Balancing the attention and affection among family members can be challenging, especially when a dog shows a strong preference for one person. However, with the right strategies, it’s possible to encourage a more inclusive bond between your dog and all family members, including your husband.
Involving Other Family Members
Encouraging other family members to take a more active role can help balance the dog’s affections.
- Shared Responsibilities: Involve your husband in daily care routines like feeding, walking, and playtime. This helps the dog associate positive experiences with him.
- Joint Activities: Engage in activities that involve both your husband and the dog, like family walks or training sessions. This can strengthen the bond through shared experiences.
Activities to Encourage Independence
Fostering independence in your dog can prevent over-reliance on any single person.
- Solo Playtime: Introduce toys and games that your dog can enjoy independently. This reduces their need for constant companionship.
- Training for Confidence: Training sessions that focus on building confidence and independence can help your dog feel more secure, even when alone.
Managing Social and Separation Anxiety
If your dog’s following behavior is driven by anxiety, addressing this issue is important for their overall well-being.
- Professional Guidance: Consulting with a dog trainer or behaviorist can provide tailored strategies to manage and reduce anxiety.
- Gradual Desensitization: Slowly acclimating your dog to spending time alone or with different family members can help reduce anxiety over time.
By implementing these tips, you can work towards a more balanced and harmonious relationship between your dog and all family members. This not only improves the quality of life for your dog but also enhances the overall family dynamic.
Conclusion: Why Does My Dog Follow Me and Not My Husband?
As we’ve explored the myriad reasons behind why your dog may choose to follow you more than your husband, it’s clear that the world of dog behavior is as rich as it is varied. From the instinctual tendencies rooted in their pack animal nature to the deep emotional bonds they form with their favorite person, dogs show us time and again how complex and profound their world is.

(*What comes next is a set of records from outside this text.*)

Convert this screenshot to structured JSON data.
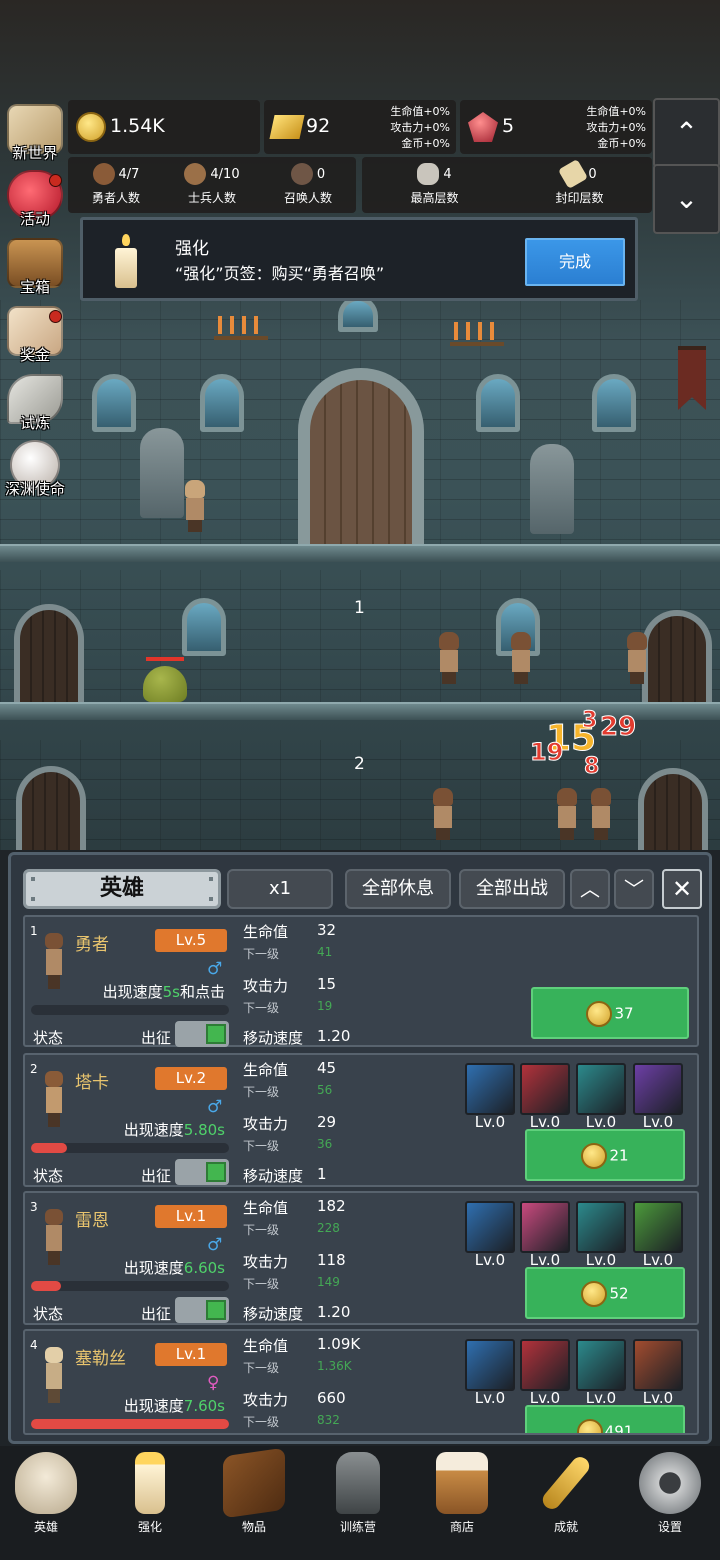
{
  "side_menu": [
    {
      "label": "新世界",
      "dot": false
    },
    {
      "label": "活动",
      "dot": true
    },
    {
      "label": "宝箱",
      "dot": false
    },
    {
      "label": "奖金",
      "dot": true
    },
    {
      "label": "试炼",
      "dot": false
    },
    {
      "label": "深渊使命",
      "dot": false
    }
  ],
  "resources": {
    "gold": {
      "value": "1.54K"
    },
    "bar": {
      "value": "92",
      "bonus": [
        "生命值+0%",
        "攻击力+0%",
        "金币+0%"
      ]
    },
    "ruby": {
      "value": "5",
      "bonus": [
        "生命值+0%",
        "攻击力+0%",
        "金币+0%"
      ]
    }
  },
  "stats": {
    "heroes": {
      "value": "4/7",
      "label": "勇者人数"
    },
    "soldiers": {
      "value": "4/10",
      "label": "士兵人数"
    },
    "summons": {
      "value": "0",
      "label": "召唤人数"
    },
    "max_floor": {
      "value": "4",
      "label": "最高层数"
    },
    "sealed_floor": {
      "value": "0",
      "label": "封印层数"
    }
  },
  "scroll": {
    "up": "⌃",
    "down": "⌄"
  },
  "quest": {
    "title": "强化",
    "desc": "“强化”页签：购买“勇者召唤”",
    "button": "完成"
  },
  "scene": {
    "floor_labels": [
      "1",
      "2"
    ],
    "damage_numbers": [
      "15",
      "29",
      "19",
      "3",
      "8"
    ]
  },
  "panel": {
    "tabs": {
      "hero": "英雄",
      "speed": "x1",
      "rest_all": "全部休息",
      "deploy_all": "全部出战"
    },
    "close": "✕",
    "arrow_up": "︿",
    "arrow_down": "﹀"
  },
  "labels": {
    "hp": "生命值",
    "next": "下一级",
    "atk": "攻击力",
    "move": "移动速度",
    "state": "状态",
    "deploy": "出征",
    "speed_prefix": "出现速度"
  },
  "heroes": [
    {
      "idx": "1",
      "name": "勇者",
      "level": "Lv.5",
      "gender": "♂",
      "speed": "5s",
      "speed_suffix": "和点击",
      "hp": "32",
      "hp_next": "41",
      "atk": "15",
      "atk_next": "19",
      "move": "1.20",
      "hp_fill": 0,
      "price": "37",
      "equip": []
    },
    {
      "idx": "2",
      "name": "塔卡",
      "level": "Lv.2",
      "gender": "♂",
      "speed": "5.80s",
      "speed_suffix": "",
      "hp": "45",
      "hp_next": "56",
      "atk": "29",
      "atk_next": "36",
      "move": "1",
      "hp_fill": 0.18,
      "price": "21",
      "equip": [
        {
          "icon": "axe-shield-icon",
          "lv": "Lv.0",
          "color": "#2f6fb0"
        },
        {
          "icon": "double-axe-icon",
          "lv": "Lv.0",
          "color": "#b3323b"
        },
        {
          "icon": "iron-boots-icon",
          "lv": "Lv.0",
          "color": "#2c8a8c"
        },
        {
          "icon": "hammer-icon",
          "lv": "Lv.0",
          "color": "#6d3fa6"
        }
      ]
    },
    {
      "idx": "3",
      "name": "雷恩",
      "level": "Lv.1",
      "gender": "♂",
      "speed": "6.60s",
      "speed_suffix": "",
      "hp": "182",
      "hp_next": "228",
      "atk": "118",
      "atk_next": "149",
      "move": "1.20",
      "hp_fill": 0.15,
      "price": "52",
      "equip": [
        {
          "icon": "sword-icon",
          "lv": "Lv.0",
          "color": "#2f6fb0"
        },
        {
          "icon": "blade-icon",
          "lv": "Lv.0",
          "color": "#c94a7e"
        },
        {
          "icon": "leather-boots-icon",
          "lv": "Lv.0",
          "color": "#2c8a8c"
        },
        {
          "icon": "lizard-icon",
          "lv": "Lv.0",
          "color": "#4c9a3b"
        }
      ]
    },
    {
      "idx": "4",
      "name": "塞勒丝",
      "level": "Lv.1",
      "gender": "♀",
      "speed": "7.60s",
      "speed_suffix": "",
      "hp": "1.09K",
      "hp_next": "1.36K",
      "atk": "660",
      "atk_next": "832",
      "move": "",
      "hp_fill": 1.0,
      "price": "491",
      "equip": [
        {
          "icon": "star-shield-icon",
          "lv": "Lv.0",
          "color": "#2f6fb0"
        },
        {
          "icon": "monster-icon",
          "lv": "Lv.0",
          "color": "#b3323b"
        },
        {
          "icon": "armored-boots-icon",
          "lv": "Lv.0",
          "color": "#2c8a8c"
        },
        {
          "icon": "bat-icon",
          "lv": "Lv.0",
          "color": "#a24c2f"
        }
      ]
    }
  ],
  "bottom_nav": [
    {
      "label": "英雄",
      "icon": "skull-icon"
    },
    {
      "label": "强化",
      "icon": "candle-icon"
    },
    {
      "label": "物品",
      "icon": "book-icon"
    },
    {
      "label": "训练营",
      "icon": "lantern-icon"
    },
    {
      "label": "商店",
      "icon": "beer-mug-icon"
    },
    {
      "label": "成就",
      "icon": "key-icon"
    },
    {
      "label": "设置",
      "icon": "gear-icon"
    }
  ],
  "colors": {
    "level_badge": "#e0782d",
    "buy_green": "#37b25a",
    "speed_green": "#4fd16a",
    "quest_button": "#2b7fd2"
  }
}
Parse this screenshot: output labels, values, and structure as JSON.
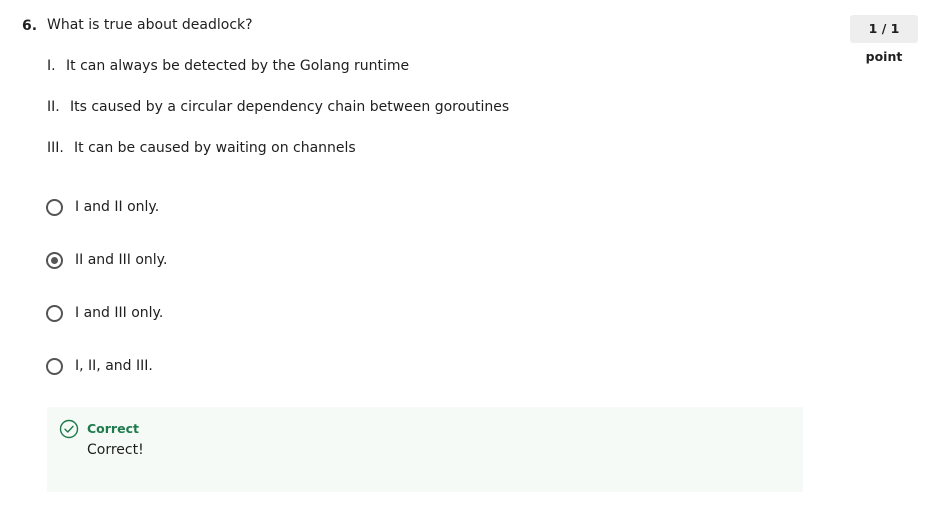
{
  "question": {
    "number": "6.",
    "text": "What is true about deadlock?",
    "points": "1 / 1 point",
    "statements": [
      {
        "numeral": "I.",
        "text": "It can always be detected by the Golang runtime"
      },
      {
        "numeral": "II.",
        "text": "Its caused by a circular dependency chain between goroutines"
      },
      {
        "numeral": "III.",
        "text": "It can be caused by waiting on channels"
      }
    ],
    "options": [
      {
        "label": "I and II only.",
        "selected": false
      },
      {
        "label": "II and III only.",
        "selected": true
      },
      {
        "label": "I and III only.",
        "selected": false
      },
      {
        "label": "I, II, and III.",
        "selected": false
      }
    ]
  },
  "feedback": {
    "status": "Correct",
    "message": "Correct!",
    "accent_color": "#1e7a4b",
    "background_color": "#f5faf7",
    "icon": "check-circle-icon"
  }
}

Understanding these behaviors isn’t just about solving a quirky habit; it’s about deepening the connection we share with our canine companions. It’s a journey that requires patience, empathy, and a willingness to step into their paws, so to speak. Whether dealing with a rescue dog adjusting to a new home, a senior dog with changing needs, or managing dog anxiety, each situation calls for a tailored approach filled with care and understanding.
Remember, the goal isn’t to make your dog follow everyone equally, but to ensure they feel secure, loved, and well-adjusted within the family unit. Embracing their unique preferences and needs, while gently guiding their behavior, can lead to a more balanced and happy home for everyone, two-legged and four-legged alike.
- Can training influence which person a dog follows? Training can help distribute a dog’s attention and obedience more evenly among family members, though it may not completely change their natural inclination to follow a favorite person.
- Do certain dog breeds show more loyalty to one person? Some breeds are indeed more inclined to bond closely with one person. Breeds known for their loyalty and protective instincts often exhibit this behavior.
- How can I tell if my dog is experiencing anxiety or just prefers one person? Look for signs of distress like excessive barking, destructive behavior, or panic when separated from their favorite person. These can indicate anxiety rather than a mere preference.
- What are some signs of destructive behavior in dogs that follow only one person? Destructive behavior can include chewing, digging, or destroying items, especially when left alone or separated from their preferred person.
- Is it normal for puppies to switch their favorite person as they grow? Yes, it’s common for puppies to change their attachments as they grow and develop, influenced by their changing environment and interactions with different family members.